> [WHAT THE EXERCISE ASKS]: Please write out the data exactly, line by line.

> [Recorded data]:
---

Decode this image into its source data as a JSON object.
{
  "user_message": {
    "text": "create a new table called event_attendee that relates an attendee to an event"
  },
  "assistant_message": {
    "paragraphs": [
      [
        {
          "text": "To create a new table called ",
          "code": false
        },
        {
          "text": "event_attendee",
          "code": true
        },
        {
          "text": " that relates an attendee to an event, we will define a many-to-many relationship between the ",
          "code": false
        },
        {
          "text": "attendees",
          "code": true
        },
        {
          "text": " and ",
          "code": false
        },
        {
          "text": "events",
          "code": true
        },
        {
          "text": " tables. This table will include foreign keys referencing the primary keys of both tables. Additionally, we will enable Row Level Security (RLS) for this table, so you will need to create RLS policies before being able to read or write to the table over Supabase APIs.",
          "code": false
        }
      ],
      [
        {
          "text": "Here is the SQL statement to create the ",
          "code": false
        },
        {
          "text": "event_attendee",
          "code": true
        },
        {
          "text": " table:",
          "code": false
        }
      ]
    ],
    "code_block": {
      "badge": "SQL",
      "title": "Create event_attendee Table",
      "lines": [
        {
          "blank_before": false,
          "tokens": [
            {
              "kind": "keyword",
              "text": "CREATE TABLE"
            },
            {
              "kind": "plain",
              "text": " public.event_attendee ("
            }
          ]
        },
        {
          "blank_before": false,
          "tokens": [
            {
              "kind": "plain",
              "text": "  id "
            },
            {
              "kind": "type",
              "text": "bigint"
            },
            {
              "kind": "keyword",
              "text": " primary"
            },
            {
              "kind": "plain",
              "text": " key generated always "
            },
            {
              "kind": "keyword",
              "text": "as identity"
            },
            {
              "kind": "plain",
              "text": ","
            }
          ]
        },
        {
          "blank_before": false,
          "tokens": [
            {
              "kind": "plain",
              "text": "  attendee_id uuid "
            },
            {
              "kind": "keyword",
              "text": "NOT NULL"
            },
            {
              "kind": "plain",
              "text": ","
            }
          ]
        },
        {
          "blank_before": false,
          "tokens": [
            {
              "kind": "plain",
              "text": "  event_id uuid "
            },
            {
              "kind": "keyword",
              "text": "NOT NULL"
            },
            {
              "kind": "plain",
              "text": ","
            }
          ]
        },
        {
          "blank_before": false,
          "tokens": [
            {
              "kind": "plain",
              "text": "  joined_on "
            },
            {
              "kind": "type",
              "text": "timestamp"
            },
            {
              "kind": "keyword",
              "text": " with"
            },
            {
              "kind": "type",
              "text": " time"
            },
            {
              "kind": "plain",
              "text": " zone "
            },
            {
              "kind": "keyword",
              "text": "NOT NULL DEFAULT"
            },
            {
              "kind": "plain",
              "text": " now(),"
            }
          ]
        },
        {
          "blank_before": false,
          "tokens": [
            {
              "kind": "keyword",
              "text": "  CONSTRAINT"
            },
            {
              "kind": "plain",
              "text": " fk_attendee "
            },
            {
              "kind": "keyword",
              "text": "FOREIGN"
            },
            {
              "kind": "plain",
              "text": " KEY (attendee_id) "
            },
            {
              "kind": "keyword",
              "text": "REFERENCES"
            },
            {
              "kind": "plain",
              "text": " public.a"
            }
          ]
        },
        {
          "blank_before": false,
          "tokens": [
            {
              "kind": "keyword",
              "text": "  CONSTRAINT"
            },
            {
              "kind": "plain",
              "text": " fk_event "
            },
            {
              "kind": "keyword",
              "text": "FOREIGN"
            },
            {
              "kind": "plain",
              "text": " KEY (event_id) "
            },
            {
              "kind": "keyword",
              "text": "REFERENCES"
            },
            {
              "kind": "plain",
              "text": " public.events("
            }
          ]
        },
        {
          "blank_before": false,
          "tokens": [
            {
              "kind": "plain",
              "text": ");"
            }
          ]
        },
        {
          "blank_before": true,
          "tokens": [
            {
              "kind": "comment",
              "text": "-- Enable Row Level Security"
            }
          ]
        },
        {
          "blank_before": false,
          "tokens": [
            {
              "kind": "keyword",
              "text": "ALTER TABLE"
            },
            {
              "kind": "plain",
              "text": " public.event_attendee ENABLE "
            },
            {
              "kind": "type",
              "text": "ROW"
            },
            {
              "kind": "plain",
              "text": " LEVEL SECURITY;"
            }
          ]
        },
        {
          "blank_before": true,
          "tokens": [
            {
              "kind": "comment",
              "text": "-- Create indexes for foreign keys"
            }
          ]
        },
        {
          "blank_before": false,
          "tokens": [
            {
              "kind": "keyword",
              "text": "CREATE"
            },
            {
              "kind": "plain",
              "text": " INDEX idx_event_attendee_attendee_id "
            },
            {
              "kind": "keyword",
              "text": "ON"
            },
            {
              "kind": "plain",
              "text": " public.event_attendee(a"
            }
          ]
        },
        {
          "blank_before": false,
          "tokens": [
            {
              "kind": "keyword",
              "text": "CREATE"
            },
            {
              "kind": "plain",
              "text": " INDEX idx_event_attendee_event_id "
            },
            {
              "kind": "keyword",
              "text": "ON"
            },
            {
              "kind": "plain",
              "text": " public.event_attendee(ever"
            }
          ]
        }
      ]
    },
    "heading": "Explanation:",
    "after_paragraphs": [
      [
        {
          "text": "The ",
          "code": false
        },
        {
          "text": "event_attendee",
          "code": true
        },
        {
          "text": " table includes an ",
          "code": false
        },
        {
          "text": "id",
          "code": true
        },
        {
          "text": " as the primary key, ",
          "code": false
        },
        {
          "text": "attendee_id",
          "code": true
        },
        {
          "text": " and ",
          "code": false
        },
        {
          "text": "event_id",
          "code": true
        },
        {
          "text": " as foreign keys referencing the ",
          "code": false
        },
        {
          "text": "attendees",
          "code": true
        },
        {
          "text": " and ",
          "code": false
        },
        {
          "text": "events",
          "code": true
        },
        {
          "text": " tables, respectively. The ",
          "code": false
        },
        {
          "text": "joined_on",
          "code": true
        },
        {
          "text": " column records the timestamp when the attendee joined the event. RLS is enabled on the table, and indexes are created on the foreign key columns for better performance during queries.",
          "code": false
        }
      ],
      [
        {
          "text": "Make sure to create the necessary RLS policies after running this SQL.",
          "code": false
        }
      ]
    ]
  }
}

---

> [ANSWER TO THIS PROBLEM]:
Decode this image into its source data as a JSON object.
{
  "user_message": {
    "text": "create a new table called event_attendee that relates an attendee to an event"
  },
  "assistant_message": {
    "paragraphs": [
      [
        {
          "text": "To create a new table called ",
          "code": false
        },
        {
          "text": "event_attendee",
          "code": true
        },
        {
          "text": " that relates an attendee to an event, we will define a many-to-many relationship between the ",
          "code": false
        },
        {
          "text": "attendees",
          "code": true
        },
        {
          "text": " and ",
          "code": false
        },
        {
          "text": "events",
          "code": true
        },
        {
          "text": " tables. This table will include foreign keys referencing the primary keys of both tables. Additionally, we will enable Row Level Security (RLS) for this table, so you will need to create RLS policies before being able to read or write to the table over Supabase APIs.",
          "code": false
        }
      ],
      [
        {
          "text": "Here is the SQL statement to create the ",
          "code": false
        },
        {
          "text": "event_attendee",
          "code": true
        },
        {
          "text": " table:",
          "code": false
        }
      ]
    ],
    "code_block": {
      "badge": "SQL",
      "title": "Create event_attendee Table",
      "lines": [
        {
          "blank_before": false,
          "tokens": [
            {
              "kind": "keyword",
              "text": "CREATE TABLE"
            },
            {
              "kind": "plain",
              "text": " public.event_attendee ("
            }
          ]
        },
        {
          "blank_before": false,
          "tokens": [
            {
              "kind": "plain",
              "text": "  id "
            },
            {
              "kind": "type",
              "text": "bigint"
            },
            {
              "kind": "keyword",
              "text": " primary"
            },
            {
              "kind": "plain",
              "text": " key generated always "
            },
            {
              "kind": "keyword",
              "text": "as identity"
            },
            {
              "kind": "plain",
              "text": ","
            }
          ]
        },
        {
          "blank_before": false,
          "tokens": [
            {
              "kind": "plain",
              "text": "  attendee_id uuid "
            },
            {
              "kind": "keyword",
              "text": "NOT NULL"
            },
            {
              "kind": "plain",
              "text": ","
            }
          ]
        },
        {
          "blank_before": false,
          "tokens": [
            {
              "kind": "plain",
              "text": "  event_id uuid "
            },
            {
              "kind": "keyword",
              "text": "NOT NULL"
            },
            {
              "kind": "plain",
              "text": ","
            }
          ]
        },
        {
          "blank_before": false,
          "tokens": [
            {
              "kind": "plain",
              "text": "  joined_on "
            },
            {
              "kind": "type",
              "text": "timestamp"
            },
            {
              "kind": "keyword",
              "text": " with"
            },
            {
              "kind": "type",
              "text": " time"
            },
            {
              "kind": "plain",
              "text": " zone "
            },
            {
              "kind": "keyword",
              "text": "NOT NULL DEFAULT"
            },
            {
              "kind": "plain",
              "text": " now(),"
            }
          ]
        },
        {
          "blank_before": false,
          "tokens": [
            {
              "kind": "keyword",
              "text": "  CONSTRAINT"
            },
            {
              "kind": "plain",
              "text": " fk_attendee "
            },
            {
              "kind": "keyword",
              "text": "FOREIGN"
            },
            {
              "kind": "plain",
              "text": " KEY (attendee_id) "
            },
            {
              "kind": "keyword",
              "text": "REFERENCES"
            },
            {
              "kind": "plain",
              "text": " public.a"
            }
          ]
        },
        {
          "blank_before": false,
          "tokens": [
            {
              "kind": "keyword",
              "text": "  CONSTRAINT"
            },
            {
              "kind": "plain",
              "text": " fk_event "
            },
            {
              "kind": "keyword",
              "text": "FOREIGN"
            },
            {
              "kind": "plain",
              "text": " KEY (event_id) "
            },
            {
              "kind": "keyword",
              "text": "REFERENCES"
            },
            {
              "kind": "plain",
              "text": " public.events("
            }
          ]
        },
        {
          "blank_before": false,
          "tokens": [
            {
              "kind": "plain",
              "text": ");"
            }
          ]
        },
        {
          "blank_before": true,
          "tokens": [
            {
              "kind": "comment",
              "text": "-- Enable Row Level Security"
            }
          ]
        },
        {
          "blank_before": false,
          "tokens": [
            {
              "kind": "keyword",
              "text": "ALTER TABLE"
            },
            {
              "kind": "plain",
              "text": " public.event_attendee ENABLE "
            },
            {
              "kind": "type",
              "text": "ROW"
            },
            {
              "kind": "plain",
              "text": " LEVEL SECURITY;"
            }
          ]
        },
        {
          "blank_before": true,
          "tokens": [
            {
              "kind": "comment",
              "text": "-- Create indexes for foreign keys"
            }
          ]
        },
        {
          "blank_before": false,
          "tokens": [
            {
              "kind": "keyword",
              "text": "CREATE"
            },
            {
              "kind": "plain",
              "text": " INDEX idx_event_attendee_attendee_id "
            },
            {
              "kind": "keyword",
              "text": "ON"
            },
            {
              "kind": "plain",
              "text": " public.event_attendee(a"
            }
          ]
        },
        {
          "blank_before": false,
          "tokens": [
            {
              "kind": "keyword",
              "text": "CREATE"
            },
            {
              "kind": "plain",
              "text": " INDEX idx_event_attendee_event_id "
            },
            {
              "kind": "keyword",
              "text": "ON"
            },
            {
              "kind": "plain",
              "text": " public.event_attendee(ever"
            }
          ]
        }
      ]
    },
    "heading": "Explanation:",
    "after_paragraphs": [
      [
        {
          "text": "The ",
          "code": false
        },
        {
          "text": "event_attendee",
          "code": true
        },
        {
          "text": " table includes an ",
          "code": false
        },
        {
          "text": "id",
          "code": true
        },
        {
          "text": " as the primary key, ",
          "code": false
        },
        {
          "text": "attendee_id",
          "code": true
        },
        {
          "text": " and ",
          "code": false
        },
        {
          "text": "event_id",
          "code": true
        },
        {
          "text": " as foreign keys referencing the ",
          "code": false
        },
        {
          "text": "attendees",
          "code": true
        },
        {
          "text": " and ",
          "code": false
        },
        {
          "text": "events",
          "code": true
        },
        {
          "text": " tables, respectively. The ",
          "code": false
        },
        {
          "text": "joined_on",
          "code": true
        },
        {
          "text": " column records the timestamp when the attendee joined the event. RLS is enabled on the table, and indexes are created on the foreign key columns for better performance during queries.",
          "code": false
        }
      ],
      [
        {
          "text": "Make sure to create the necessary RLS policies after running this SQL.",
          "code": false
        }
      ]
    ]
  }
}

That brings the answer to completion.